By Brendan Rees
A popular outdoor arts space in Southbank is set to be relocated to the Queen Victoria Market (QVM) precinct as part of a plan to recover and revitalise the precinct.
Testing Grounds, an experimental arts space which has called Southbank home for the past eight years, will move to the pop-up park at the iconic QVM by the end of the year.
The arts space, which is currently next to the Arts Centre and the Australian Ballet Centre, has allowed hundreds of artists like students, directors, poets, and producers the opportunity to share ideas and test their work.
At its new home, Testing Grounds will run a creative hub with local artists, and work with the City of Melbourne and the QVM on installations and events to drive creative opportunities and visitation.
The Market Square pop-up park is part of the first stage of works to transform the market’s asphalt car park into 1.75 hectares of public space.
Testing Grounds practice program director Arie Glorie welcomed the news of the creative space’s relocation to the QVM precinct, saying it would see their audience grow.
“It’s amazing. I think it’s really good because the place we had in Southbank was a really great site but quite hidden,” he told CBD News.
“We know our audience is just increasing massively … the QVM just offers massive exposure to their ideas and their ways of working.”
“When I came on board in 2016 as curator, I thought we would be there for 24 months and then pack up, but we keep having a really good time and working with so many people that it just keeps getting extended.”
Mr Glorie said the facility’s infrastructure would be recycled and moved to the QVM pop-up park, however a new design would be created.
“Southbank had a fence around it so we had to lock the gates at night whereas the site at Queen Victoria is not just for artists to make work for the public to enjoy every day, it’s more of a pavilion,” he said.
“It truly becomes an even more public art and public space than ever before. People can get to sit there, hang out, they can watch people do talks, performances, and exhibitions.”
Visual artist and fashion designer Chelsea Hickman said her experiences at Testing Grounds had been “nothing but positive and inspirational”.
While she conceded she was “saddened” to learn of its closure in Southbank, which was in a “special location” near the National Gallery of Victoria and the Arts Centre, she was “curious and excited” to see how the new Testing Grounds space responded to the location at QVM.
She said the safe space for artists to test ideas in varying capacities was “very beneficial” to her as an emerging artist.
As an initiative of Creative Victoria, Testing Grounds was originally set-up as a temporary activation in 2013, but has now turned a “long-vacant, overgrown parcel of land” in Southbank into a vibrant creative space.
Melbourne Lord Mayor Sally Capp said the new site would “entice people back to the city and play an important role in Melbourne’s economic recovery”.

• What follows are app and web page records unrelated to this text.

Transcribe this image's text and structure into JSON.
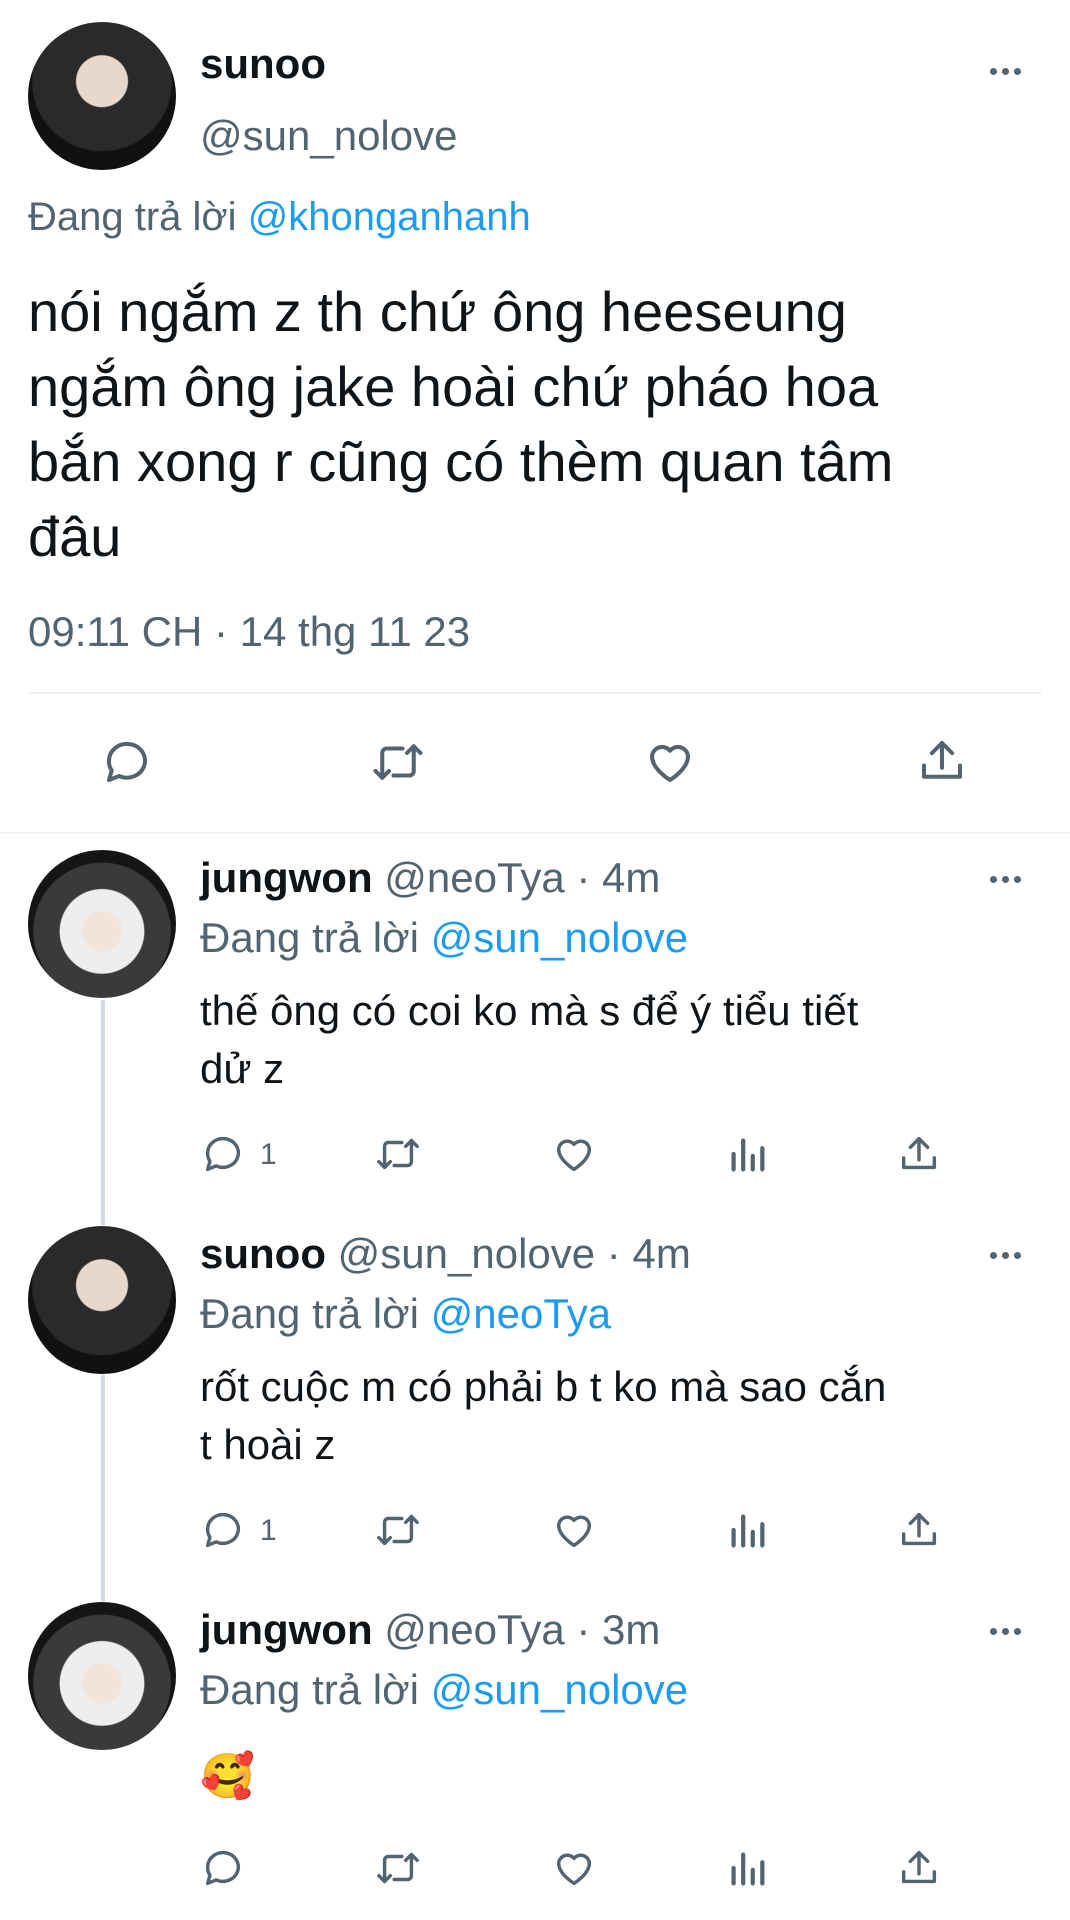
{
  "main_tweet": {
    "author_name": "sunoo",
    "author_handle": "@sun_nolove",
    "reply_prefix": "Đang trả lời",
    "reply_to": "@khonganhanh",
    "text_lines": [
      "nói ngắm z th chứ ông heeseung",
      "ngắm ông jake hoài chứ pháo hoa",
      "bắn xong r cũng có thèm quan tâm",
      "đâu"
    ],
    "timestamp": "09:11 CH · 14 thg 11 23"
  },
  "replies": [
    {
      "author_name": "jungwon",
      "author_handle": "@neoTya · 4m",
      "reply_prefix": "Đang trả lời",
      "reply_to": "@sun_nolove",
      "text_lines": [
        "thế ông có coi ko mà s để ý tiểu tiết",
        "dử z"
      ],
      "reply_count": "1"
    },
    {
      "author_name": "sunoo",
      "author_handle": "@sun_nolove · 4m",
      "reply_prefix": "Đang trả lời",
      "reply_to": "@neoTya",
      "text_lines": [
        "rốt cuộc m có phải b t ko mà sao cắn",
        "t hoài z"
      ],
      "reply_count": "1"
    },
    {
      "author_name": "jungwon",
      "author_handle": "@neoTya · 3m",
      "reply_prefix": "Đang trả lời",
      "reply_to": "@sun_nolove",
      "text_lines": [
        "🥰"
      ],
      "reply_count": ""
    }
  ],
  "icons": [
    "more-icon",
    "reply-icon",
    "retweet-icon",
    "like-icon",
    "share-icon",
    "views-icon"
  ],
  "colors": {
    "link": "#1d9bf0",
    "muted": "#536471",
    "text": "#0f1419"
  }
}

However, Friends of Queen Victoria Market president Mary-Lou Howie said while its members supported the arts, the “intrusive industrial Testing Grounds infrastructure is totally inappropriate in the context of a traditional working market”.

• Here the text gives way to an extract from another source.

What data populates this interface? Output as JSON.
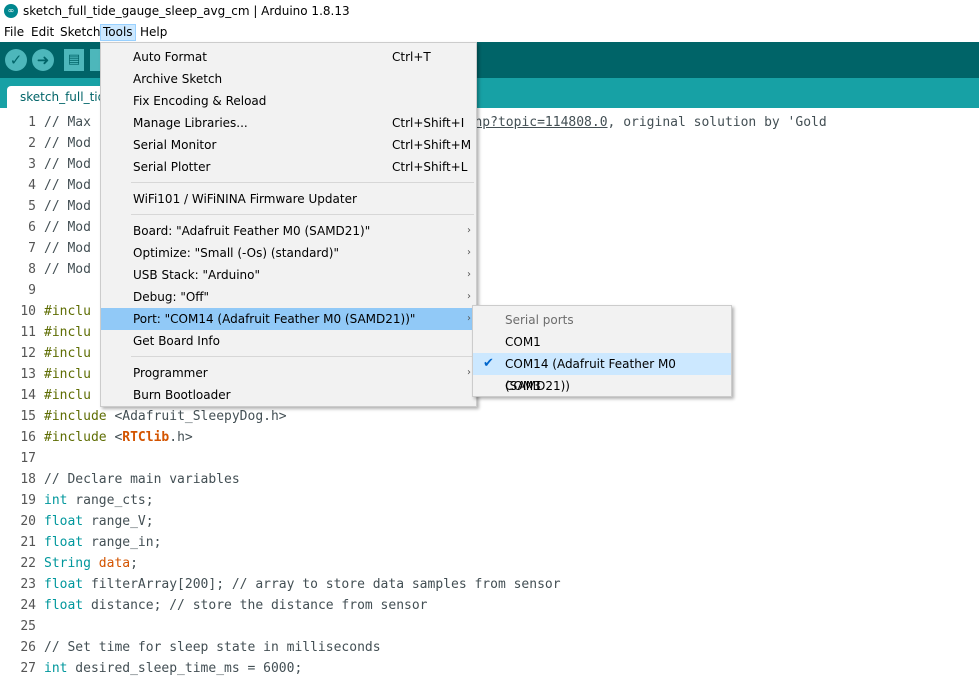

“The car park, which is a part of the National Heritage listed market, is promoted widely by the City of Melbourne as ‘public open space’ at the expense of, and with adverse impact, on QVM customers and traders,” she said. “It is regrettable that once again the City of Melbourne has acted without public consultation in relation to a key public asset.”
The expanded experimental arts space will be funded for the next two years through the $100 million Melbourne City Recovery Fund – a collaboration between the state government and the City of Melbourne •

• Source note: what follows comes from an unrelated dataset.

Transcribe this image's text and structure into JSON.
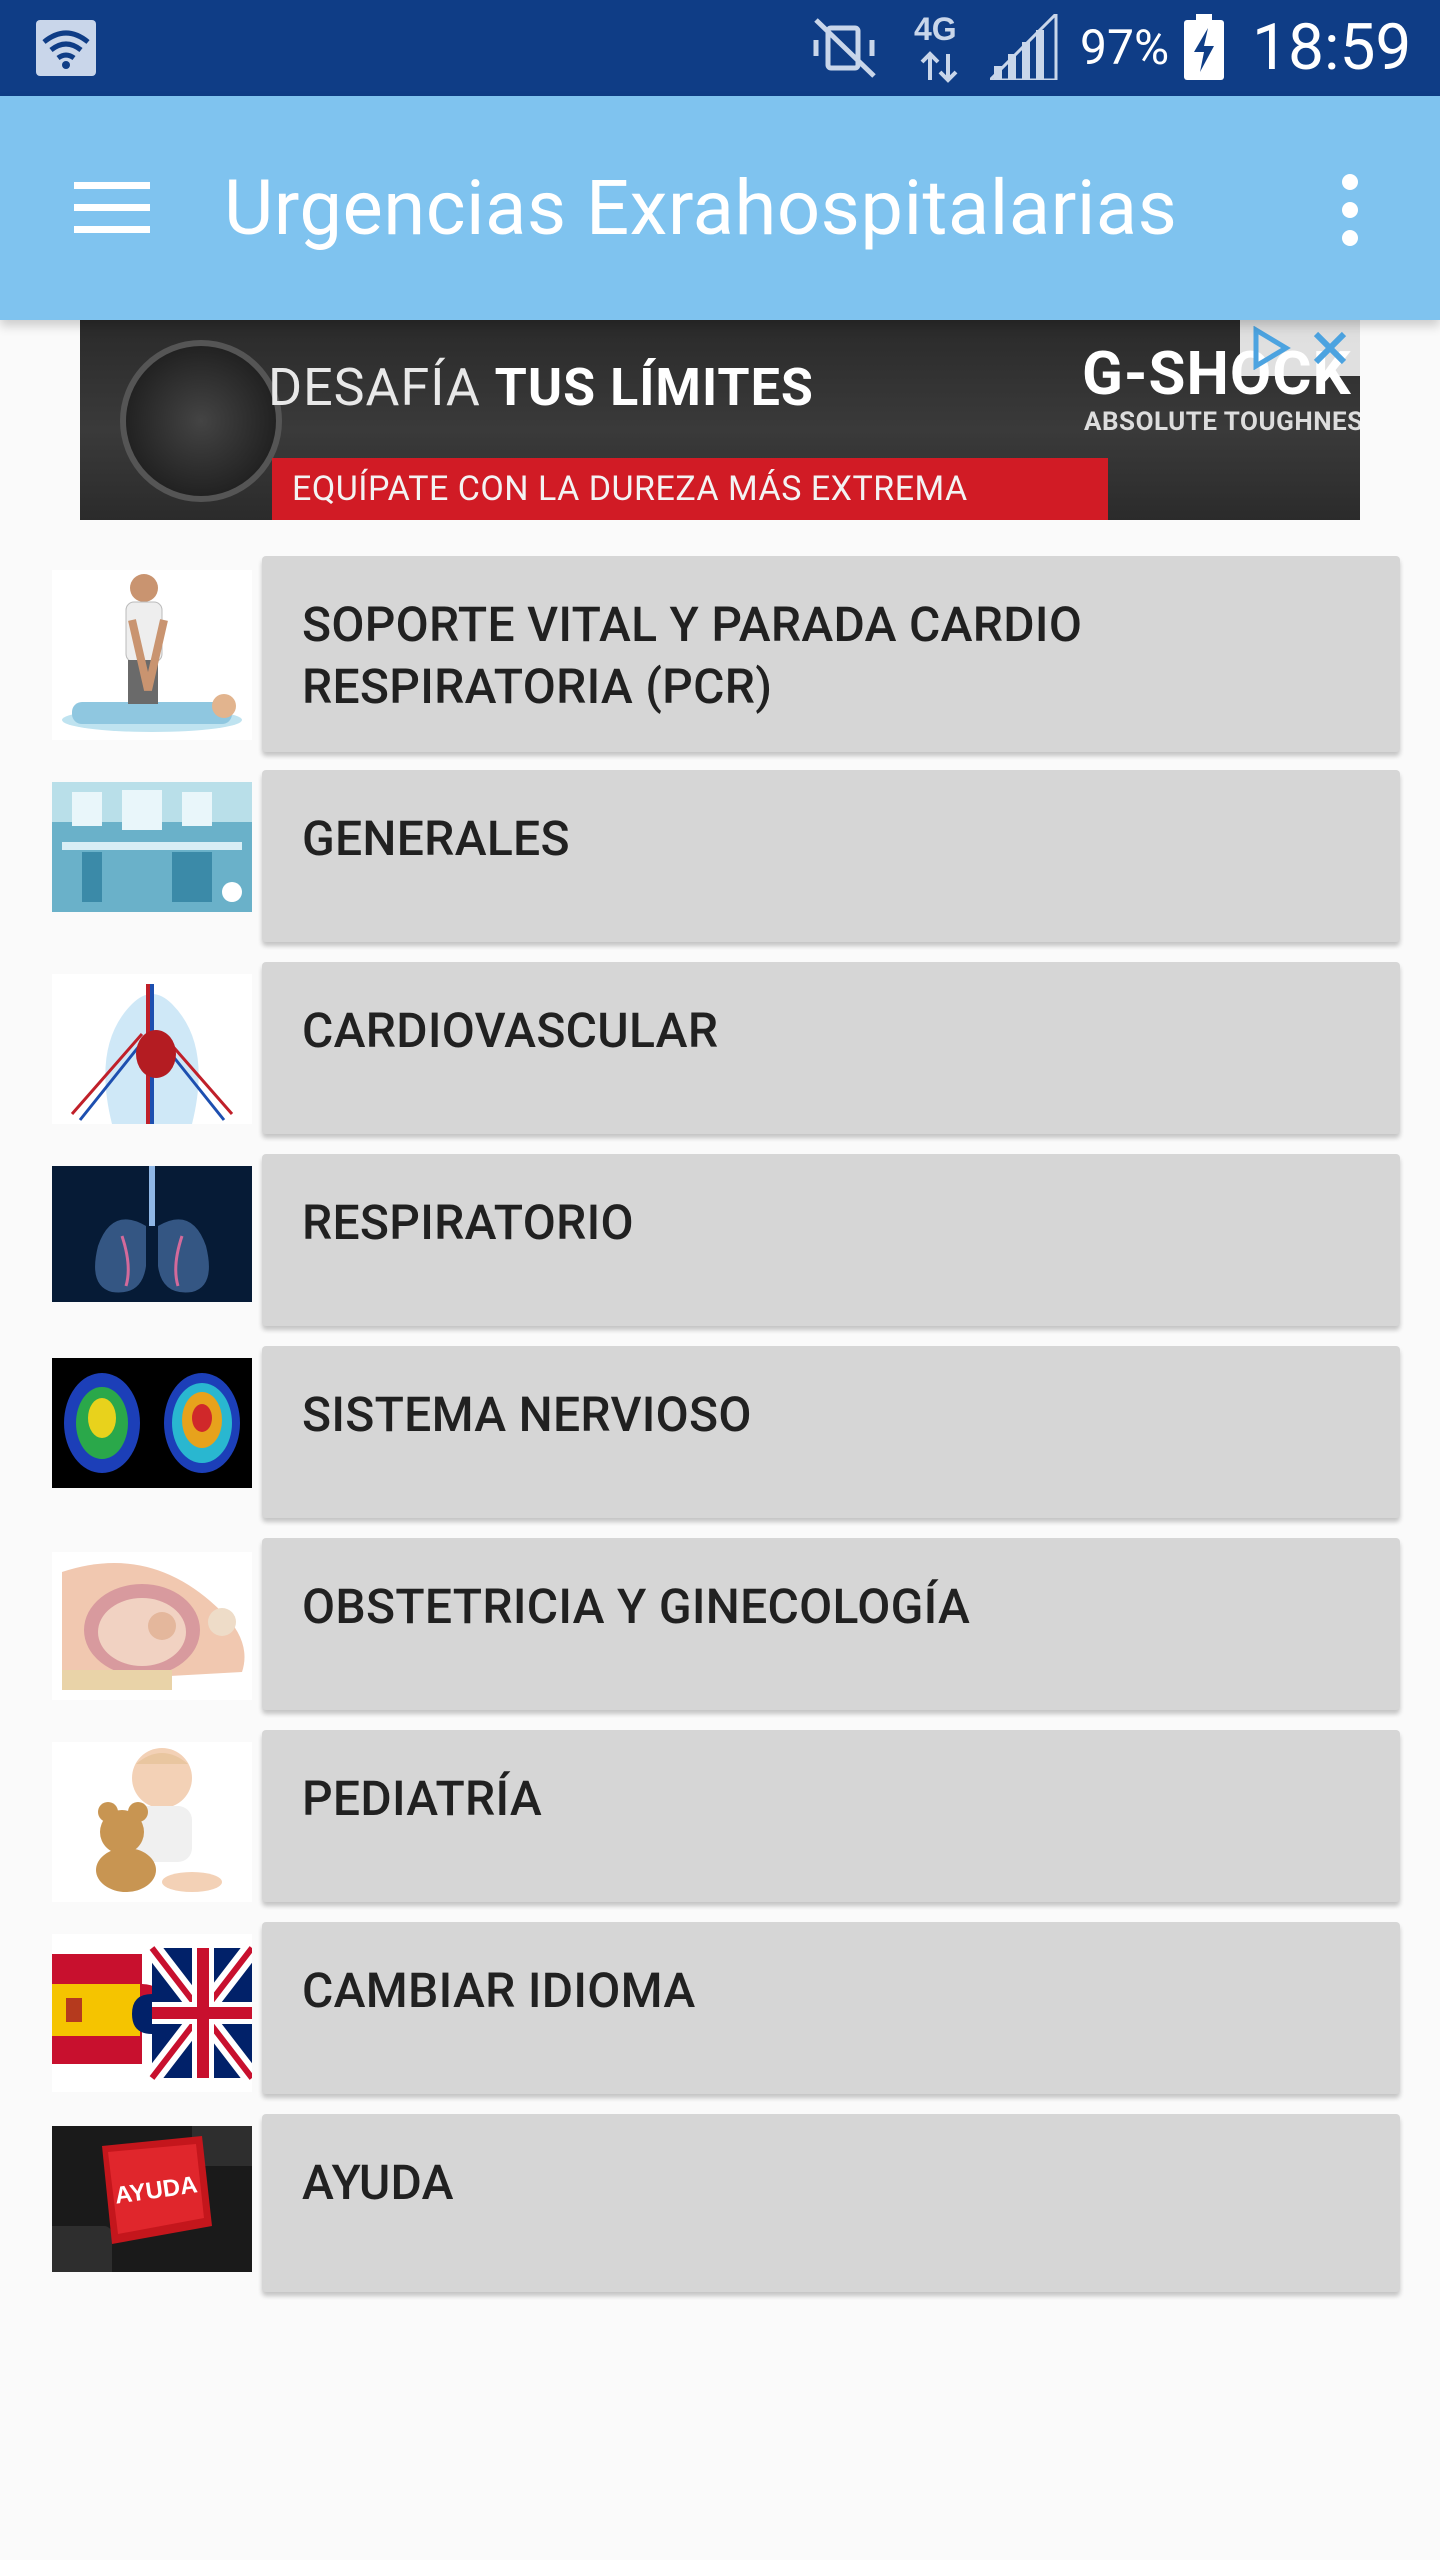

Caption: Visual artist and fashion designer Chelsea Hickman holds a major event at Testing Grounds titled Situations Vacant in 2019, a runway show exhibiting a fashion collection she created.